## Try it
In the records below, some lines hold the word "title". Copy each of those lines.

## Records for this exercise
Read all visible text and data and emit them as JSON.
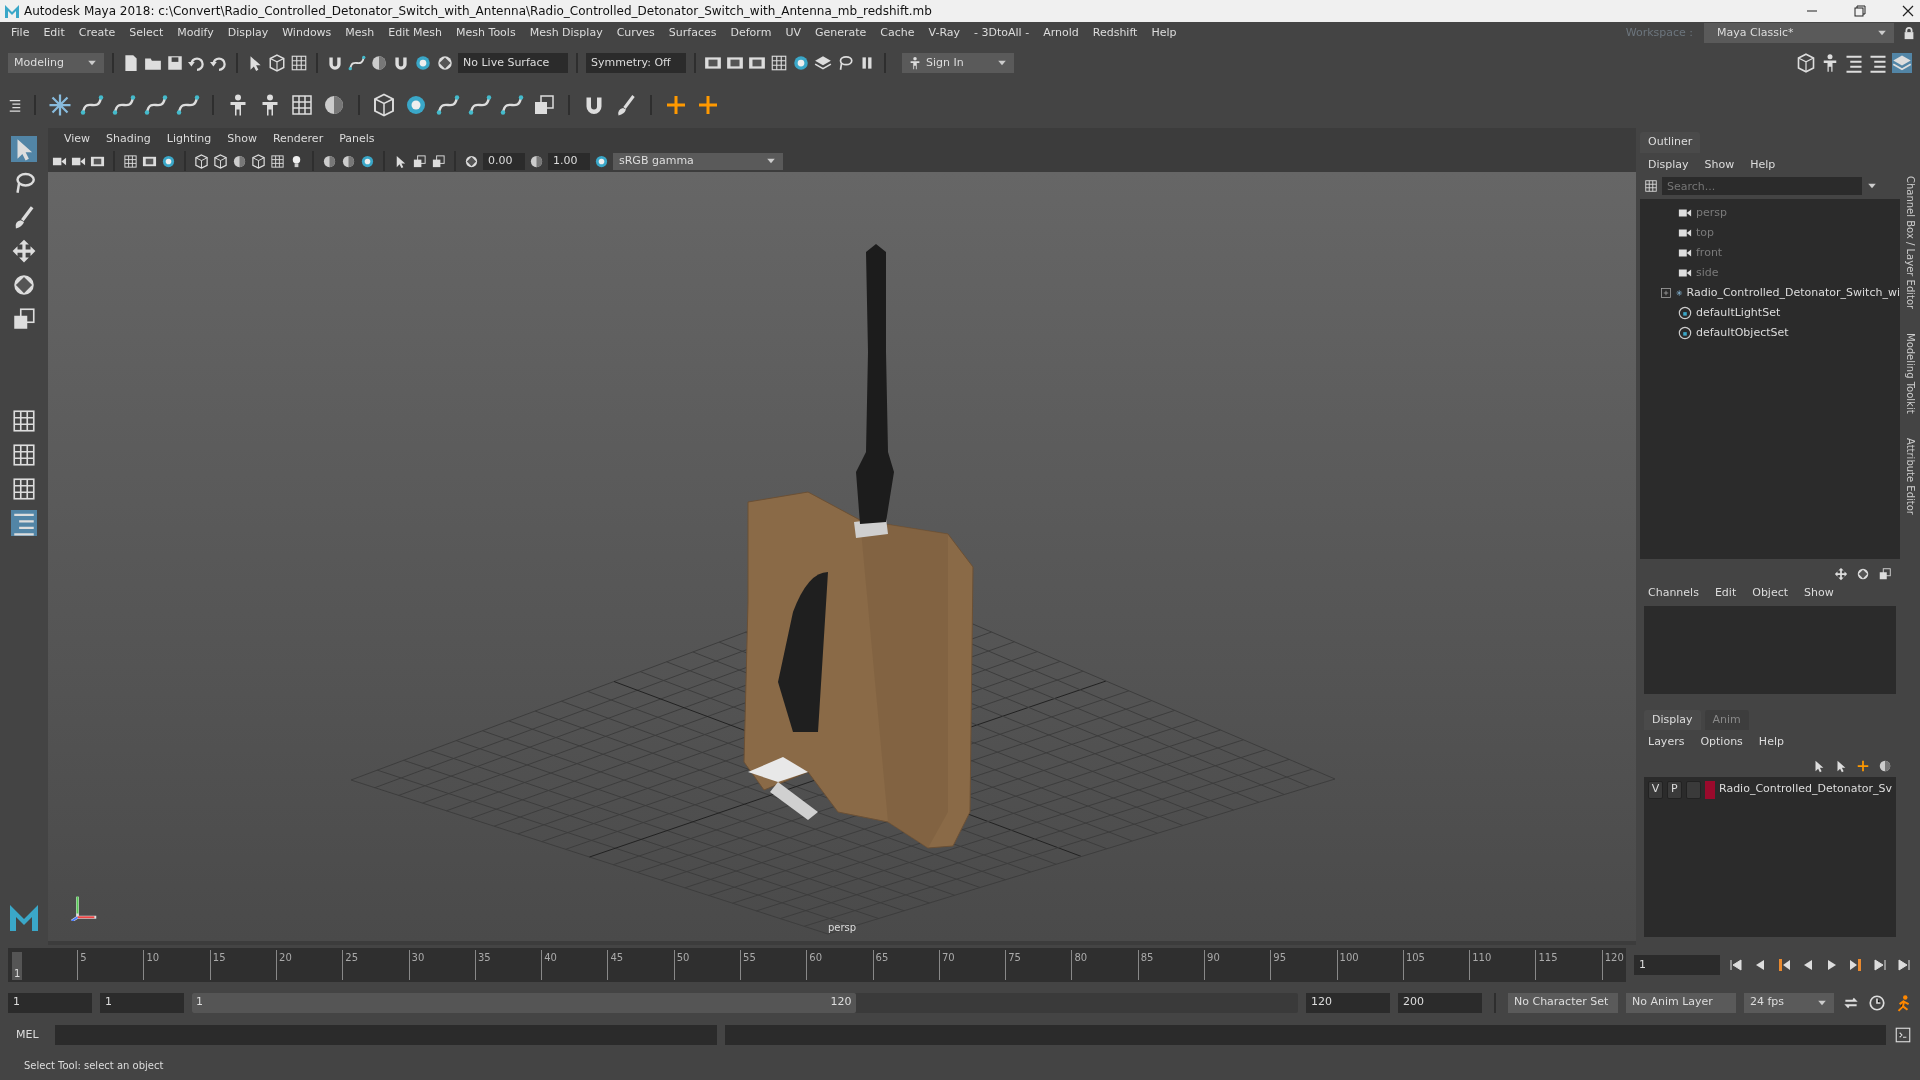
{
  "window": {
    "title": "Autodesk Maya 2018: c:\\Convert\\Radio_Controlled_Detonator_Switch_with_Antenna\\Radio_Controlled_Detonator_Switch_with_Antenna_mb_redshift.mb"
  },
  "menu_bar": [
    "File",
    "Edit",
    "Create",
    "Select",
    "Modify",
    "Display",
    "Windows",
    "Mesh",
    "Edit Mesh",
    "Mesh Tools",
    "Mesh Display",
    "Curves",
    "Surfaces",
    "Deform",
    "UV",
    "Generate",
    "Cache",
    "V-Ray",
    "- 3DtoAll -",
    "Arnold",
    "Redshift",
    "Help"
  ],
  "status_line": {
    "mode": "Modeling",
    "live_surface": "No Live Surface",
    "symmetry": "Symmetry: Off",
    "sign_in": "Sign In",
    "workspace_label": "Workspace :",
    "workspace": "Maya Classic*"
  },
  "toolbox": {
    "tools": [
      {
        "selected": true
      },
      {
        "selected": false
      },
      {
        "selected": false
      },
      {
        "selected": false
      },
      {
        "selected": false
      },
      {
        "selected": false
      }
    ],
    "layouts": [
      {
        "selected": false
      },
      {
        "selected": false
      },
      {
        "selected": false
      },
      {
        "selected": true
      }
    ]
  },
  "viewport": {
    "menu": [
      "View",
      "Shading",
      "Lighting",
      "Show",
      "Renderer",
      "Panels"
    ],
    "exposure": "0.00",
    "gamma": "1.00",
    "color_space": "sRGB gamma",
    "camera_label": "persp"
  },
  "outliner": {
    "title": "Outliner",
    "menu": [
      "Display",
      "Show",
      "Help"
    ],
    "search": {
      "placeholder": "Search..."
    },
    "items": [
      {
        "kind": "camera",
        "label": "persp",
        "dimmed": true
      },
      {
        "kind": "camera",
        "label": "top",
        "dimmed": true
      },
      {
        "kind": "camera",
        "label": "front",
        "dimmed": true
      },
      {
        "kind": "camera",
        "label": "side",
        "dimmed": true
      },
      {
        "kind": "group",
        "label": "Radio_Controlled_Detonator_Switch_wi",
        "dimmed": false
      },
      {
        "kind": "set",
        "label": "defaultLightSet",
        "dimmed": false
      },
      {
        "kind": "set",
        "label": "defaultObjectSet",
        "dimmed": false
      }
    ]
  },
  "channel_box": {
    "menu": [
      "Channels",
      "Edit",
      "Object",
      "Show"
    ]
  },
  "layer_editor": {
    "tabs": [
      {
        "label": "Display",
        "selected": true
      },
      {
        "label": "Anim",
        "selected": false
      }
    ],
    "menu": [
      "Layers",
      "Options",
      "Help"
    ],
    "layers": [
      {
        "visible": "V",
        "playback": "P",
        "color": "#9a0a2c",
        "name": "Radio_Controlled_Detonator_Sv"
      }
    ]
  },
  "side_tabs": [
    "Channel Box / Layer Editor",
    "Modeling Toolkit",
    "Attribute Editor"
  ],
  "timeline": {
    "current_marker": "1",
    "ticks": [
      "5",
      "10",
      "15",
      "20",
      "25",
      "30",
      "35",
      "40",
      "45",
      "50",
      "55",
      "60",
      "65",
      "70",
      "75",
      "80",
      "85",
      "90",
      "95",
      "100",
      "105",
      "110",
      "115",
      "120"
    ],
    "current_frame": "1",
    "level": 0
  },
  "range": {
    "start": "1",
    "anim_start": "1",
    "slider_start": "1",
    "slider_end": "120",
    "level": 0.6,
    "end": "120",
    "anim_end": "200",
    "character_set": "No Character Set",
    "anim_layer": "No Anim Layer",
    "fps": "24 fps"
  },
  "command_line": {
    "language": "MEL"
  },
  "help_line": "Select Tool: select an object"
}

## Expected answer
    "title": "Autodesk Maya 2018: c:\\Convert\\Radio_Controlled_Detonator_Switch_with_Antenna\\Radio_Controlled_Detonator_Switch_with_Antenna_mb_redshift.mb"
    "title": "Outliner",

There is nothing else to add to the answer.